[Excerpts from an interface dataset]
######

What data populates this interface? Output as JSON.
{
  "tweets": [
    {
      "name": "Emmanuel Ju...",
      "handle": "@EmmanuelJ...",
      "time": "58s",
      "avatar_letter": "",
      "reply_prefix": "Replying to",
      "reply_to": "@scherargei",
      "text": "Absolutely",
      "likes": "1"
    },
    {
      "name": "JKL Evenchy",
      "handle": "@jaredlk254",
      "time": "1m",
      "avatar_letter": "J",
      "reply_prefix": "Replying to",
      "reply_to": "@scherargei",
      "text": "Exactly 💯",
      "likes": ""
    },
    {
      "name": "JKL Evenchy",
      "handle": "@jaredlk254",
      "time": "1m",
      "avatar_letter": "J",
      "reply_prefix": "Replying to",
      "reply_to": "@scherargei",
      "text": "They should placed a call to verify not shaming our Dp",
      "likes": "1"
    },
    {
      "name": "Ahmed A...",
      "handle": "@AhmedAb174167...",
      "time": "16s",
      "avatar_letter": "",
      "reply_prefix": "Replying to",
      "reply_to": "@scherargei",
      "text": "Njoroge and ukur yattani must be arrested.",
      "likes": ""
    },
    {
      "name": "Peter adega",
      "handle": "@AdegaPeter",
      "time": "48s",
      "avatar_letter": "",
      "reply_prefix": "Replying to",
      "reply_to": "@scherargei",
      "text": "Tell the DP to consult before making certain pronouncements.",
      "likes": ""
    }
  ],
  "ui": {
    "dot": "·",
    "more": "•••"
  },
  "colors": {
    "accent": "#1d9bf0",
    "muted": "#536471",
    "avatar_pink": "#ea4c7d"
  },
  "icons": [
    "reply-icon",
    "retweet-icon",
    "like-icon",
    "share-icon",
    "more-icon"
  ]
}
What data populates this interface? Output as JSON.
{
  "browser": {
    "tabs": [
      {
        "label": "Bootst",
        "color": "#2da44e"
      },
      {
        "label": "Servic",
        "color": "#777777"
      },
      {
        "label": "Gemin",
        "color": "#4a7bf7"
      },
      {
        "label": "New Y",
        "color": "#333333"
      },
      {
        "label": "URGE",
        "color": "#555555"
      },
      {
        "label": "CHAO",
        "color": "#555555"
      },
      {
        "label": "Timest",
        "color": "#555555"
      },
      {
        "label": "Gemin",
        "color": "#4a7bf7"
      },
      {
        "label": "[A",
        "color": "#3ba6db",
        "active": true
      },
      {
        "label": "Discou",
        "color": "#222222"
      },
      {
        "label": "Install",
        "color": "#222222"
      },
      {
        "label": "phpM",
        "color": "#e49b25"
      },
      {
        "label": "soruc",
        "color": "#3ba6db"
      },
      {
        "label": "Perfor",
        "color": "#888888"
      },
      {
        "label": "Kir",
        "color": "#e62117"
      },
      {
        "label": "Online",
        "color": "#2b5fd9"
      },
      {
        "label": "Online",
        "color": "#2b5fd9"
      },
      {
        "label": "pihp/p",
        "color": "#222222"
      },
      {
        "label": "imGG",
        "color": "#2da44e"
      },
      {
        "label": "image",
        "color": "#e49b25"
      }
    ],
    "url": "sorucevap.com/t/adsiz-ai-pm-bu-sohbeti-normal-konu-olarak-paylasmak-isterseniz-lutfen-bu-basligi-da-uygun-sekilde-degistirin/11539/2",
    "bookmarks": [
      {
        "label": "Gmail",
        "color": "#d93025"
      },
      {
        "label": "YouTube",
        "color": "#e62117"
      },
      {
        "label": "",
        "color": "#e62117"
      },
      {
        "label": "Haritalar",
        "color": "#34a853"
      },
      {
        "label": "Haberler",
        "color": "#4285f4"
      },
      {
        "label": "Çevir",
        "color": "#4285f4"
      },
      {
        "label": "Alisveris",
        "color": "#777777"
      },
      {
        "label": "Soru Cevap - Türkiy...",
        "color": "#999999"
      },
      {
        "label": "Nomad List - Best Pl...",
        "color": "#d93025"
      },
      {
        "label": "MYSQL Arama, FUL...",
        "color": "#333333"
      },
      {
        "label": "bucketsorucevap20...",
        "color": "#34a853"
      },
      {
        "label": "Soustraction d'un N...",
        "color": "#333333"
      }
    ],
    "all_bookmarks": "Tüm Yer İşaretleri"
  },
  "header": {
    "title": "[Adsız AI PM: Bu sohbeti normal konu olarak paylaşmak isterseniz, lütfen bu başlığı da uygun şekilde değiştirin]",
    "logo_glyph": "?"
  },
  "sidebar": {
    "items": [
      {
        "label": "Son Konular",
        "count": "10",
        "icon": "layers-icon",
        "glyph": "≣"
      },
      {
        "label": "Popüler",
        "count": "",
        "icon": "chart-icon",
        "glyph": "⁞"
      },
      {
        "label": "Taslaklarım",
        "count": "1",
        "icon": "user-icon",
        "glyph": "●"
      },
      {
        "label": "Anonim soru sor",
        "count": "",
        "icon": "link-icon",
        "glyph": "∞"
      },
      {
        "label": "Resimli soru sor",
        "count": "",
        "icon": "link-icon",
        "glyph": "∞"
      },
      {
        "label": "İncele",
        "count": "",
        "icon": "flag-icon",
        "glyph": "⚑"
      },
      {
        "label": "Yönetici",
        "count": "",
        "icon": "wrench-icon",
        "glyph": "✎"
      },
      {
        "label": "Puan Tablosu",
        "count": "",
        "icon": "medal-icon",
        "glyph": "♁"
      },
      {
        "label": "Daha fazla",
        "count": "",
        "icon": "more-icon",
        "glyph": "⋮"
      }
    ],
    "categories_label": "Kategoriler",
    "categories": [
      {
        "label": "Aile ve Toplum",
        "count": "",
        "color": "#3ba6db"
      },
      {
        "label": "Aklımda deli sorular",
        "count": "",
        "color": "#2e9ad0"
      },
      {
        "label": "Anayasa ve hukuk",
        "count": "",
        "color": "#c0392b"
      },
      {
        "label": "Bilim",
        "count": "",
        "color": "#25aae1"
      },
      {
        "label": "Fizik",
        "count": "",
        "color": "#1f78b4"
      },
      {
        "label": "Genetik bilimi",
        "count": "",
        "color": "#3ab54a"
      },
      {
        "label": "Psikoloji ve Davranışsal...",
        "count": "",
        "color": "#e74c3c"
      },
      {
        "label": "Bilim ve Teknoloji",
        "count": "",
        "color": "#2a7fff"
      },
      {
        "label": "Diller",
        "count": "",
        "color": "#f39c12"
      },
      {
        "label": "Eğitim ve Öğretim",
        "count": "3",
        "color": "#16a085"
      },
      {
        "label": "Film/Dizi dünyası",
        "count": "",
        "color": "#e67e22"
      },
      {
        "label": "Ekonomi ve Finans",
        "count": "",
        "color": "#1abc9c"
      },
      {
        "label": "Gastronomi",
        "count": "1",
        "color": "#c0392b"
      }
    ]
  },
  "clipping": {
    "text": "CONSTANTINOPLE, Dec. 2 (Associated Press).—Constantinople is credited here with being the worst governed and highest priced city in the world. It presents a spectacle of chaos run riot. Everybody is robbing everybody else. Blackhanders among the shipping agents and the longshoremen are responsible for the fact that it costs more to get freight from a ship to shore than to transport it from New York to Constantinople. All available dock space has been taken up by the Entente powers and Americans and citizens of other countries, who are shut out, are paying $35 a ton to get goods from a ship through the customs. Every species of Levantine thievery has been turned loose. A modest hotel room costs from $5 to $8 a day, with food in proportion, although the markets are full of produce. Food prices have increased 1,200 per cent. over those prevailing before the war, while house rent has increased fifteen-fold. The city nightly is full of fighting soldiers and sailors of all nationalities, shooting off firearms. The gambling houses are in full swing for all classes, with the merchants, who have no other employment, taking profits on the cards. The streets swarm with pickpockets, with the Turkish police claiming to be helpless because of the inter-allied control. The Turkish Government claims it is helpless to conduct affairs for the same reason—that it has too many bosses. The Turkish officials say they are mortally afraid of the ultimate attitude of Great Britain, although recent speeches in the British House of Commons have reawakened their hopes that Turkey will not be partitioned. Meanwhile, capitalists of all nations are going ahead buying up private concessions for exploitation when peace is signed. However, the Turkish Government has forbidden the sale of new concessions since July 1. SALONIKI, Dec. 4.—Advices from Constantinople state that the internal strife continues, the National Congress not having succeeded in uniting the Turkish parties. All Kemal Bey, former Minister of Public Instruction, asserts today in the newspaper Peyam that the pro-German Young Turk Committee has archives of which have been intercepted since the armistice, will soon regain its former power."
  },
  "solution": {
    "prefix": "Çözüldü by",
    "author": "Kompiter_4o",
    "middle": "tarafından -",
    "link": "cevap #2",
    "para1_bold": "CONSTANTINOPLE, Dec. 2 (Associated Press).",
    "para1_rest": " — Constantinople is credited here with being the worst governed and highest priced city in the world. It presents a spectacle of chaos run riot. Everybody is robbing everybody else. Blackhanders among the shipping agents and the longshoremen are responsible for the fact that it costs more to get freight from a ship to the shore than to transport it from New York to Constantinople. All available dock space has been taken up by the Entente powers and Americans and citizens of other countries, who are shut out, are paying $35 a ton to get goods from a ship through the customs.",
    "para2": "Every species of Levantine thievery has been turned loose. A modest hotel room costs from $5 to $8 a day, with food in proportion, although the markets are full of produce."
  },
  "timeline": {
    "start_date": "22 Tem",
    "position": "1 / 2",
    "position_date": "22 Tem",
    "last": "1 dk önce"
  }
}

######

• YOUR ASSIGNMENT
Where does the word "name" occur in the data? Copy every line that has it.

• TASK ANSWER
      "name": "Emmanuel Ju...",
      "name": "JKL Evenchy",
      "name": "JKL Evenchy",
      "name": "Ahmed A...",
      "name": "Peter adega",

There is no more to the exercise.